Introduction HIV infection in children is seen much more commonly seen in the UK. HIV associated nephropathy (HIVAN), is commonly considered as a late manifestation in adults having longstanding HIV infection with high viral-load and low T-helper cell (CD4) counts. The authors report a case of HIVAN in a teenager who was already on highly active antiretroviral therapy (HAART) with well suppressed disease activity.
Case A Zimbabwe-born 9-year-old boy was diagnosed with miliary tuberculosis and vertically transmitted HIV infection. He was started on anti tuberculosis medications and HAART. Within few months of HAART therapy his viral-load became undetectable and CD4 count got normalised. He successfully completed the treatment of miliary tuberculosis, but 4 years later, he developed nephrotic range proteinuria (7.5 gm/day). He was not hypertensive or oedematous. His urine showed no sediments, serum albumin was low, cholesterol was elevated, with normal creatinine and complement levels, and negative autoimmune screen. Ultrasound revealed echogenic normal sized kidneys. CD4 counts were still normal and viral-load remained undetectable. Drug related causes of nephropathy were ruled out by reviewing the list of medication that he was previously on. Kidney biopsy showed non-collapsing focal segmental glomerular sclerosis suggestive of HIVAN.

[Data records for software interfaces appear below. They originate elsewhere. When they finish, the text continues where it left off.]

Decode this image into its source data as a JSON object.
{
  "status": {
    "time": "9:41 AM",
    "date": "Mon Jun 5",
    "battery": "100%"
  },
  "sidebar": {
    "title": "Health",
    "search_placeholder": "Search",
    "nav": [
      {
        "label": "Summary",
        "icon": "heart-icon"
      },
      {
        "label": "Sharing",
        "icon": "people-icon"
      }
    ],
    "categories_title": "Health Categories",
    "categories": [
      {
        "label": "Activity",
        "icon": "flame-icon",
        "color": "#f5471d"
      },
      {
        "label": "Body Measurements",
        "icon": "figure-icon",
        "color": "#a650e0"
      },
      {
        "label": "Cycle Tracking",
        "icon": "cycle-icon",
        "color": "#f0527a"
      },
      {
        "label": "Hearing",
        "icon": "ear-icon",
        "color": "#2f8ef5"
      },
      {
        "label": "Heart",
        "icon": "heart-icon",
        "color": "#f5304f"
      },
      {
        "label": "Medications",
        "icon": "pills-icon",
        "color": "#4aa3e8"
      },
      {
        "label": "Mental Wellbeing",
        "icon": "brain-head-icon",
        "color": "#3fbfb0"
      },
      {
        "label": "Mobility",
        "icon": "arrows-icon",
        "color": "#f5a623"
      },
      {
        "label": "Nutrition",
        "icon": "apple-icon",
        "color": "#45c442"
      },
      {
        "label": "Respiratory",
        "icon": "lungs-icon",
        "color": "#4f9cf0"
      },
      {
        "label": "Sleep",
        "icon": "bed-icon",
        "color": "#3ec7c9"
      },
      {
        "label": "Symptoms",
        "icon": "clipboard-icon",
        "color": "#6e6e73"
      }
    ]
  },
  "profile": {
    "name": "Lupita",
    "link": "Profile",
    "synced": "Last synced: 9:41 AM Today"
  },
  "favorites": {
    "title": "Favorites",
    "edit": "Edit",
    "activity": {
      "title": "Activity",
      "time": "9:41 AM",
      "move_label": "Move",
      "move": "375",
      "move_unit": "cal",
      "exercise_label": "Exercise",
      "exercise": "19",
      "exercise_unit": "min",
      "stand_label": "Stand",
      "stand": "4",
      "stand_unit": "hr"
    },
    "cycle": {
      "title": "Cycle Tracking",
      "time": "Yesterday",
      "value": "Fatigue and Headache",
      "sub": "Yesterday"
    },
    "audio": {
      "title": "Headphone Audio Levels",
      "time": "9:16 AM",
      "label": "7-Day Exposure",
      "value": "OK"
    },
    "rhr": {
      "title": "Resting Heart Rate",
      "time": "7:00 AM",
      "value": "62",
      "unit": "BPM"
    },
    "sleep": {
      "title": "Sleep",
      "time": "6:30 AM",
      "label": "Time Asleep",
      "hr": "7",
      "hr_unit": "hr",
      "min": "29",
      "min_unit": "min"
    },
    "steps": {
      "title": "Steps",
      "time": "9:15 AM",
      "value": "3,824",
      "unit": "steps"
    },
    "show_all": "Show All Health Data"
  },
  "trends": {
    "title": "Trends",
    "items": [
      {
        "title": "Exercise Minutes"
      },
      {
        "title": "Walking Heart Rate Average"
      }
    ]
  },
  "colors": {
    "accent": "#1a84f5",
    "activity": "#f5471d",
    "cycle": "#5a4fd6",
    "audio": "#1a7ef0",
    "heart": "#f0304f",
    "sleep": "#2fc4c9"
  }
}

Treatment Along with regular HAART, he received 8 weeks of prednisolone and was put on enalapril (angiotensin-converting enzyme inhibitor), which markedly improved the proteinuria. His renal function subsequently has remained stable.
Conclusion This is a very interesting and unique case not reported in literature till now. Contrary to common belief it has made us postulate that HIVAN can occur at any stage in HIV infection, even in those with HAART induced stable state with undetectable viral-load and normal CD4 count. It has been suggested that renal epithelial cells act as reservoir for HIV-1 and intracellular expression of viral RNA could persist despite HAART. Improved survival following introduction of HAART has resulted in more patients being at-risk of developing kidney diseases.
Suggestion As HIVAN can remain asymptomatic in early stages, children with HIV infection should be regularly screened for kidney disease even if they are clinically asymptomatic and on adequate HAART regimen.